The Tower of London, officially Her Majesty's Royal Palace and Fortress of the Tower of London, is a historic castle located on the north bank of the River Thames in central London.
Trafalgar Square is a public square in the City of Westminster, Central London, built around the area formerly known as Charing Cross.
Turnpike trusts were bodies set up by individual acts of Parliament, with powers to collect road tolls for maintaining the principal roads in Britain from the 17th but especially during the 18th and 19th centuries.
Tyburn was a village in the county of Middlesex close to the current location of Marble Arch and the southern end of Edgware Road in present-day London.
The Victoria and Albert Museum (often abbreviated as the V&A) in London is the world's largest museum of decorative arts and design, housing a permanent collection of over 2.3 million objects.
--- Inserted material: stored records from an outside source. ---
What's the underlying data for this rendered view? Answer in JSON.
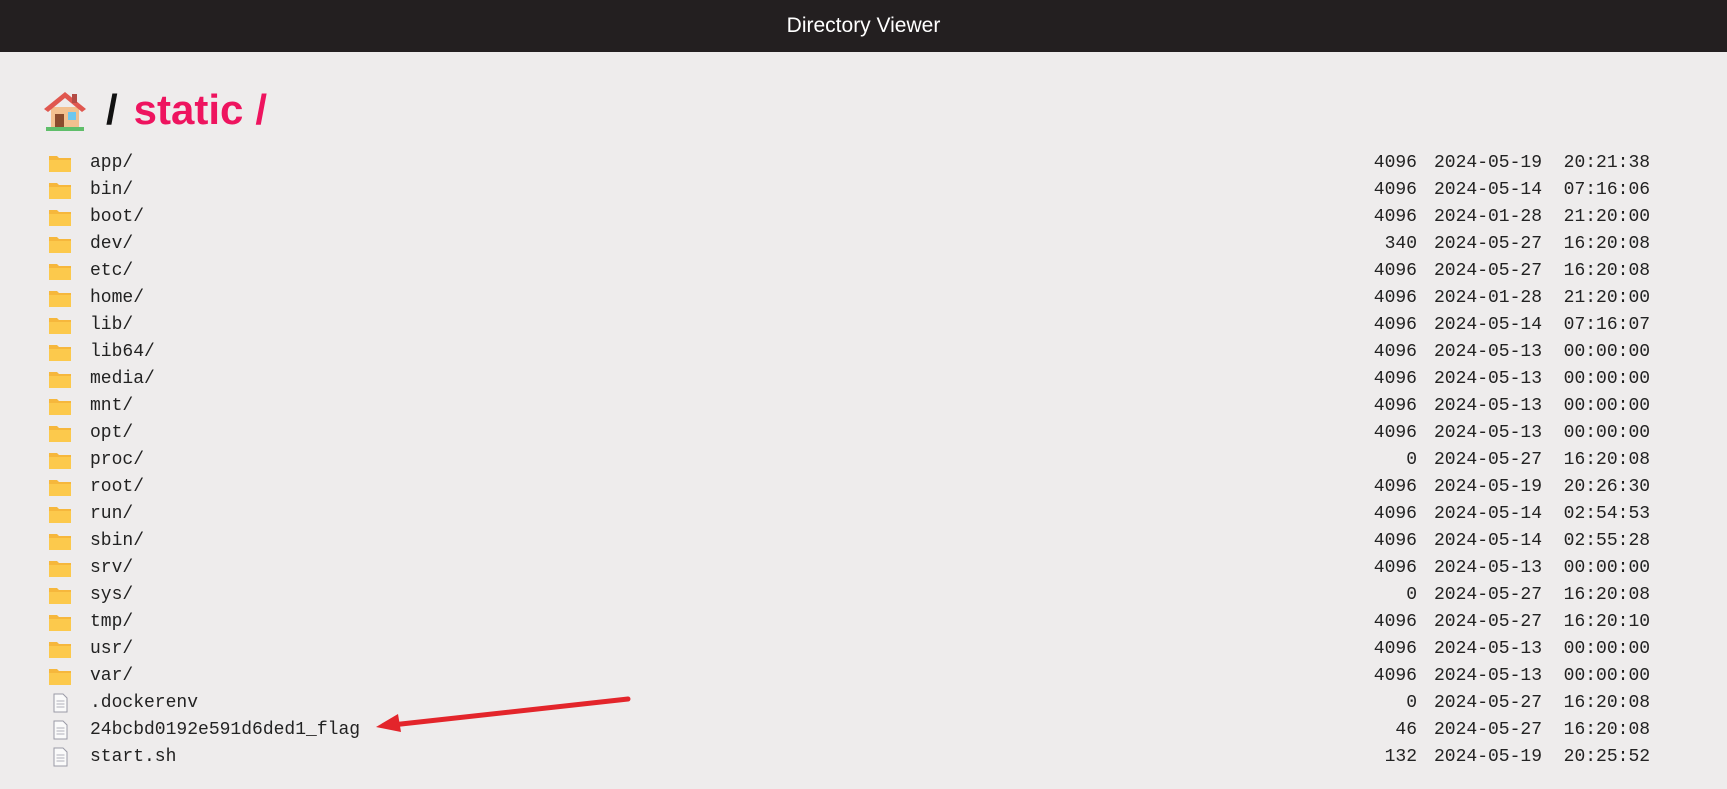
{
  "window": {
    "title": "Directory Viewer"
  },
  "breadcrumb": {
    "home_icon": "house-icon",
    "separator": "/",
    "current_dir": "static",
    "trailing_separator": "/"
  },
  "colors": {
    "topbar": "#231f20",
    "background": "#eeecec",
    "accent": "#ee145f",
    "folder": "#f6b73c",
    "annotation_arrow": "#e3252b"
  },
  "entries": [
    {
      "type": "folder",
      "icon": "folder-icon",
      "name": "app/",
      "size": "4096",
      "date": "2024-05-19",
      "time": "20:21:38"
    },
    {
      "type": "folder",
      "icon": "folder-icon",
      "name": "bin/",
      "size": "4096",
      "date": "2024-05-14",
      "time": "07:16:06"
    },
    {
      "type": "folder",
      "icon": "folder-icon",
      "name": "boot/",
      "size": "4096",
      "date": "2024-01-28",
      "time": "21:20:00"
    },
    {
      "type": "folder",
      "icon": "folder-icon",
      "name": "dev/",
      "size": "340",
      "date": "2024-05-27",
      "time": "16:20:08"
    },
    {
      "type": "folder",
      "icon": "folder-icon",
      "name": "etc/",
      "size": "4096",
      "date": "2024-05-27",
      "time": "16:20:08"
    },
    {
      "type": "folder",
      "icon": "folder-icon",
      "name": "home/",
      "size": "4096",
      "date": "2024-01-28",
      "time": "21:20:00"
    },
    {
      "type": "folder",
      "icon": "folder-icon",
      "name": "lib/",
      "size": "4096",
      "date": "2024-05-14",
      "time": "07:16:07"
    },
    {
      "type": "folder",
      "icon": "folder-icon",
      "name": "lib64/",
      "size": "4096",
      "date": "2024-05-13",
      "time": "00:00:00"
    },
    {
      "type": "folder",
      "icon": "folder-icon",
      "name": "media/",
      "size": "4096",
      "date": "2024-05-13",
      "time": "00:00:00"
    },
    {
      "type": "folder",
      "icon": "folder-icon",
      "name": "mnt/",
      "size": "4096",
      "date": "2024-05-13",
      "time": "00:00:00"
    },
    {
      "type": "folder",
      "icon": "folder-icon",
      "name": "opt/",
      "size": "4096",
      "date": "2024-05-13",
      "time": "00:00:00"
    },
    {
      "type": "folder",
      "icon": "folder-icon",
      "name": "proc/",
      "size": "0",
      "date": "2024-05-27",
      "time": "16:20:08"
    },
    {
      "type": "folder",
      "icon": "folder-icon",
      "name": "root/",
      "size": "4096",
      "date": "2024-05-19",
      "time": "20:26:30"
    },
    {
      "type": "folder",
      "icon": "folder-icon",
      "name": "run/",
      "size": "4096",
      "date": "2024-05-14",
      "time": "02:54:53"
    },
    {
      "type": "folder",
      "icon": "folder-icon",
      "name": "sbin/",
      "size": "4096",
      "date": "2024-05-14",
      "time": "02:55:28"
    },
    {
      "type": "folder",
      "icon": "folder-icon",
      "name": "srv/",
      "size": "4096",
      "date": "2024-05-13",
      "time": "00:00:00"
    },
    {
      "type": "folder",
      "icon": "folder-icon",
      "name": "sys/",
      "size": "0",
      "date": "2024-05-27",
      "time": "16:20:08"
    },
    {
      "type": "folder",
      "icon": "folder-icon",
      "name": "tmp/",
      "size": "4096",
      "date": "2024-05-27",
      "time": "16:20:10"
    },
    {
      "type": "folder",
      "icon": "folder-icon",
      "name": "usr/",
      "size": "4096",
      "date": "2024-05-13",
      "time": "00:00:00"
    },
    {
      "type": "folder",
      "icon": "folder-icon",
      "name": "var/",
      "size": "4096",
      "date": "2024-05-13",
      "time": "00:00:00"
    },
    {
      "type": "file",
      "icon": "file-icon",
      "name": ".dockerenv",
      "size": "0",
      "date": "2024-05-27",
      "time": "16:20:08"
    },
    {
      "type": "file",
      "icon": "file-icon",
      "name": "24bcbd0192e591d6ded1_flag",
      "size": "46",
      "date": "2024-05-27",
      "time": "16:20:08"
    },
    {
      "type": "file",
      "icon": "file-icon",
      "name": "start.sh",
      "size": "132",
      "date": "2024-05-19",
      "time": "20:25:52"
    }
  ],
  "annotation": {
    "icon": "red-arrow-icon",
    "points_to": "24bcbd0192e591d6ded1_flag"
  }
}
In the history of the United Kingdom, the Victorian era was the period of Queen Victoria's reign, from 20 June 1837 until her death on 22 January 1901.
Waterloo Bridge is a road and foot traffic bridge crossing the River Thames in London, between Blackfriars Bridge and Hungerford Bridge.
Westminster is an area of central London within the City of Westminster, part of the West End, on the north bank of the River Thames.
Westminster Bridge is a road-and-foot-traffic bridge over the River Thames in London, linking Westminster on the west side and Lambeth on the east side.
Whitehall is a road in the City of Westminster, Central London, which forms the first part of the A3212 road from Trafalgar Square to Chelsea.
William Camden (2 May 1551 – 9 November 1623) was an English antiquarian, historian, topographer, and herald, best known as author of Britannia, the first chorographical survey of the islands of Great Britain and Ireland, and the Annales, the first detailed historical account of the reign of Elizabeth I of England.
Wyatt's Rebellion was a popular uprising in England in 1554, named after Thomas Wyatt, one of its leaders.
York is a historic walled city at the confluence of the rivers Ouse and Foss in North Yorkshire, England.